◆ WORK TASK ◆
Please retype every record exactly as it appears, omitting the pictures.

------ RECORDS SUPPLIED ------

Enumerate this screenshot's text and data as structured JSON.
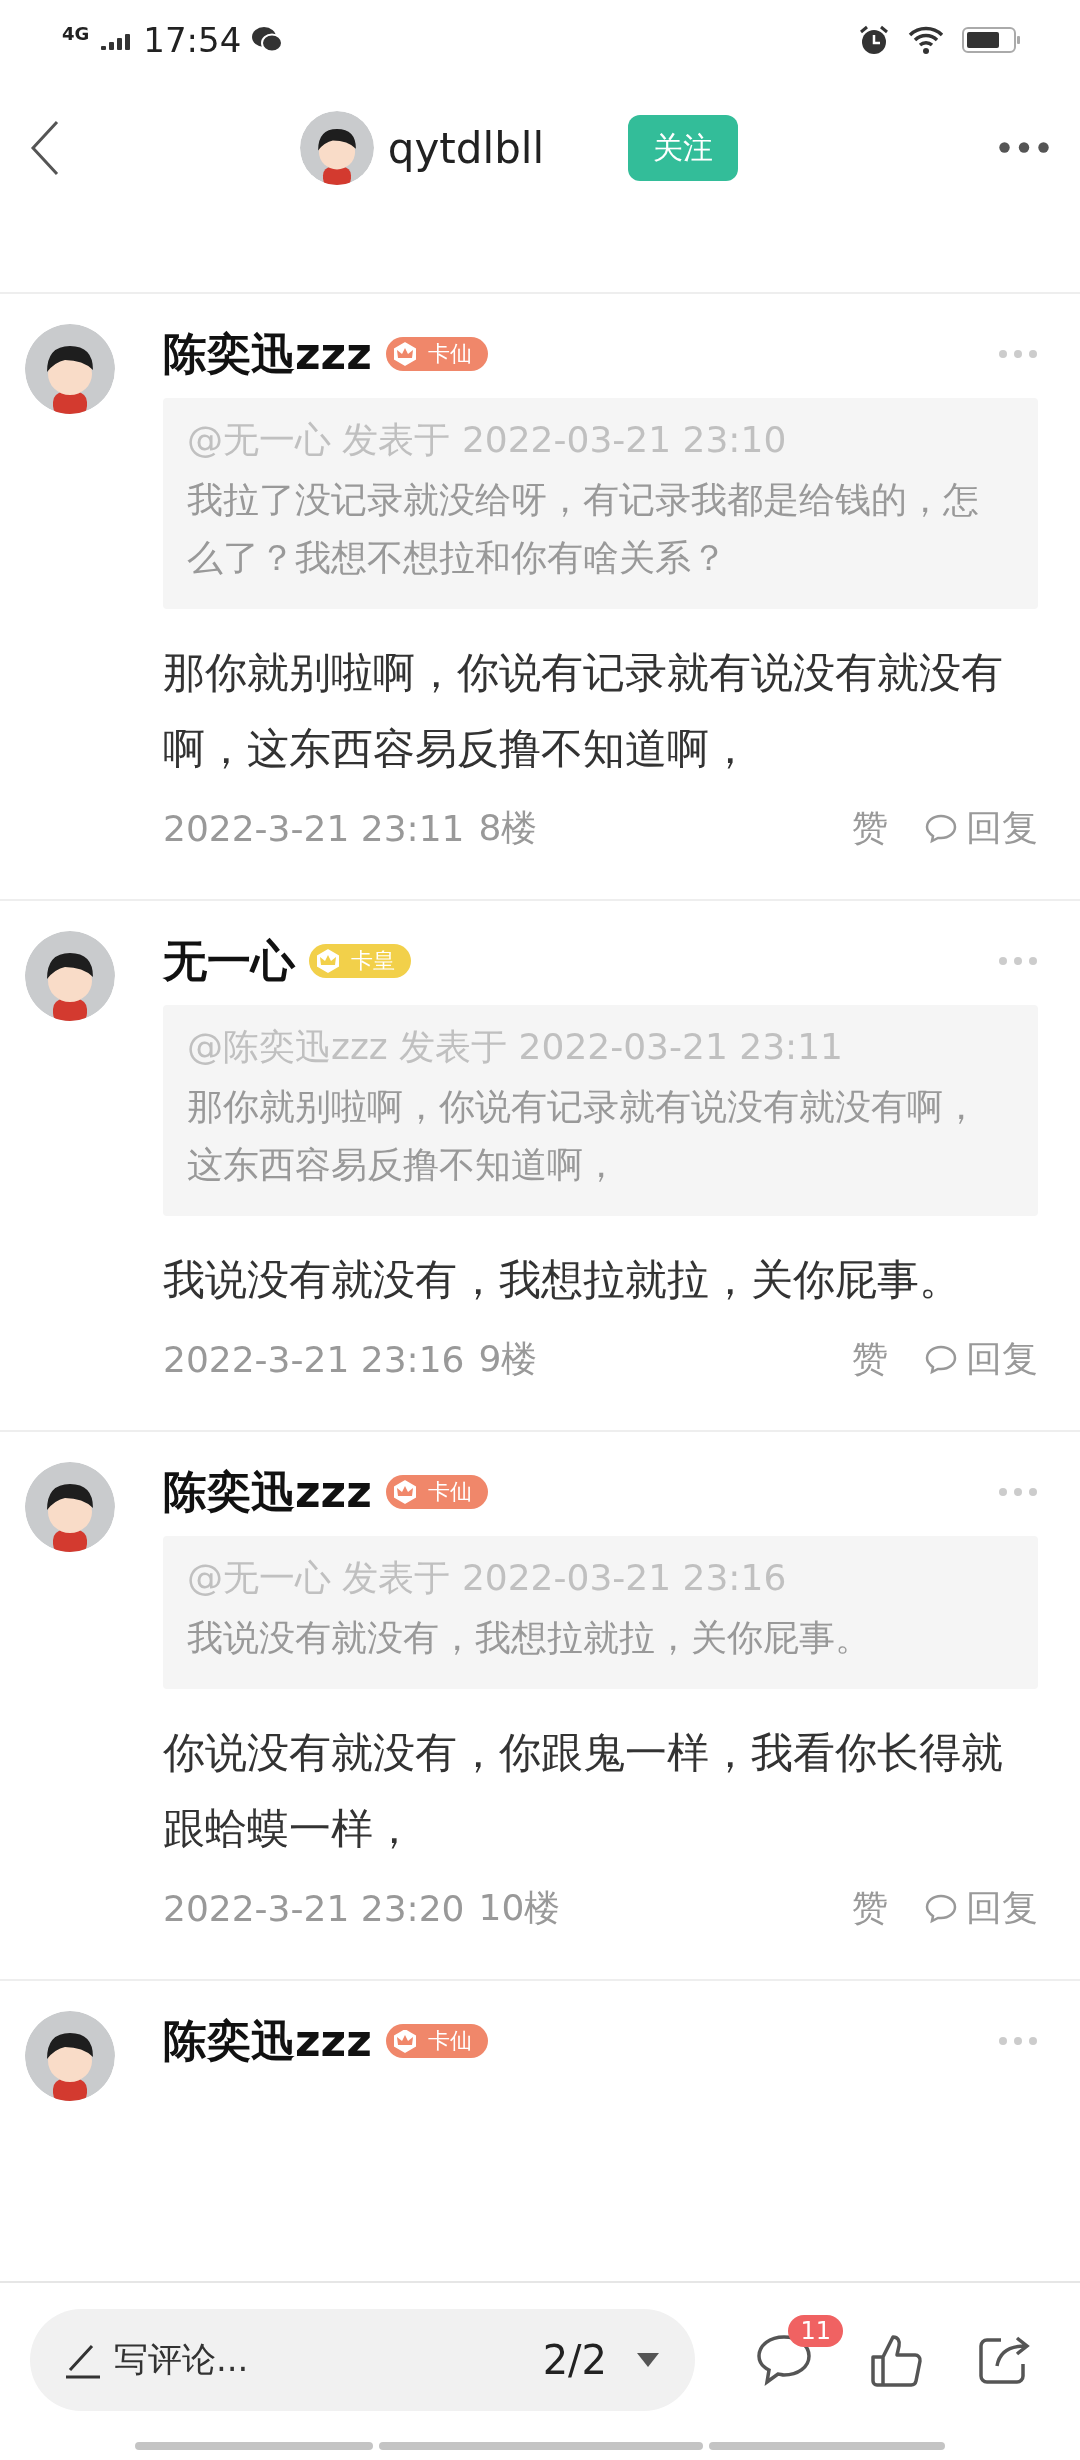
{
  "status_bar": {
    "network": "4G",
    "time": "17:54"
  },
  "header": {
    "username": "qytdlbll",
    "follow_button": "关注"
  },
  "comments": [
    {
      "author": "陈奕迅zzz",
      "badge": {
        "label": "卡仙",
        "color": "#f0876a"
      },
      "quote": {
        "header": "@无一心 发表于 2022-03-21 23:10",
        "text": "我拉了没记录就没给呀，有记录我都是给钱的，怎么了？我想不想拉和你有啥关系？"
      },
      "text": "那你就别啦啊，你说有记录就有说没有就没有啊，这东西容易反撸不知道啊，",
      "time": "2022-3-21 23:11",
      "floor": "8楼",
      "like": "赞",
      "reply": "回复"
    },
    {
      "author": "无一心",
      "badge": {
        "label": "卡皇",
        "color": "#f2d04a"
      },
      "quote": {
        "header": "@陈奕迅zzz 发表于 2022-03-21 23:11",
        "text": "那你就别啦啊，你说有记录就有说没有就没有啊，这东西容易反撸不知道啊，"
      },
      "text": "我说没有就没有，我想拉就拉，关你屁事。",
      "time": "2022-3-21 23:16",
      "floor": "9楼",
      "like": "赞",
      "reply": "回复"
    },
    {
      "author": "陈奕迅zzz",
      "badge": {
        "label": "卡仙",
        "color": "#f0876a"
      },
      "quote": {
        "header": "@无一心 发表于 2022-03-21 23:16",
        "text": "我说没有就没有，我想拉就拉，关你屁事。"
      },
      "text": "你说没有就没有，你跟鬼一样，我看你长得就跟蛤蟆一样，",
      "time": "2022-3-21 23:20",
      "floor": "10楼",
      "like": "赞",
      "reply": "回复"
    },
    {
      "author": "陈奕迅zzz",
      "badge": {
        "label": "卡仙",
        "color": "#f0876a"
      }
    }
  ],
  "bottom_bar": {
    "placeholder": "写评论...",
    "page": "2/2",
    "comment_count": "11"
  }
}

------

◆ RESPONSE TO THE EXERCISE ◆
Enumerate this screenshot's text and data as structured JSON.
{
  "status_bar": {
    "network": "4G",
    "time": "17:54"
  },
  "header": {
    "username": "qytdlbll",
    "follow_button": "关注"
  },
  "comments": [
    {
      "author": "陈奕迅zzz",
      "badge": {
        "label": "卡仙",
        "color": "#f0876a"
      },
      "quote": {
        "header": "@无一心 发表于 2022-03-21 23:10",
        "text": "我拉了没记录就没给呀，有记录我都是给钱的，怎么了？我想不想拉和你有啥关系？"
      },
      "text": "那你就别啦啊，你说有记录就有说没有就没有啊，这东西容易反撸不知道啊，",
      "time": "2022-3-21 23:11",
      "floor": "8楼",
      "like": "赞",
      "reply": "回复"
    },
    {
      "author": "无一心",
      "badge": {
        "label": "卡皇",
        "color": "#f2d04a"
      },
      "quote": {
        "header": "@陈奕迅zzz 发表于 2022-03-21 23:11",
        "text": "那你就别啦啊，你说有记录就有说没有就没有啊，这东西容易反撸不知道啊，"
      },
      "text": "我说没有就没有，我想拉就拉，关你屁事。",
      "time": "2022-3-21 23:16",
      "floor": "9楼",
      "like": "赞",
      "reply": "回复"
    },
    {
      "author": "陈奕迅zzz",
      "badge": {
        "label": "卡仙",
        "color": "#f0876a"
      },
      "quote": {
        "header": "@无一心 发表于 2022-03-21 23:16",
        "text": "我说没有就没有，我想拉就拉，关你屁事。"
      },
      "text": "你说没有就没有，你跟鬼一样，我看你长得就跟蛤蟆一样，",
      "time": "2022-3-21 23:20",
      "floor": "10楼",
      "like": "赞",
      "reply": "回复"
    },
    {
      "author": "陈奕迅zzz",
      "badge": {
        "label": "卡仙",
        "color": "#f0876a"
      }
    }
  ],
  "bottom_bar": {
    "placeholder": "写评论...",
    "page": "2/2",
    "comment_count": "11"
  }
}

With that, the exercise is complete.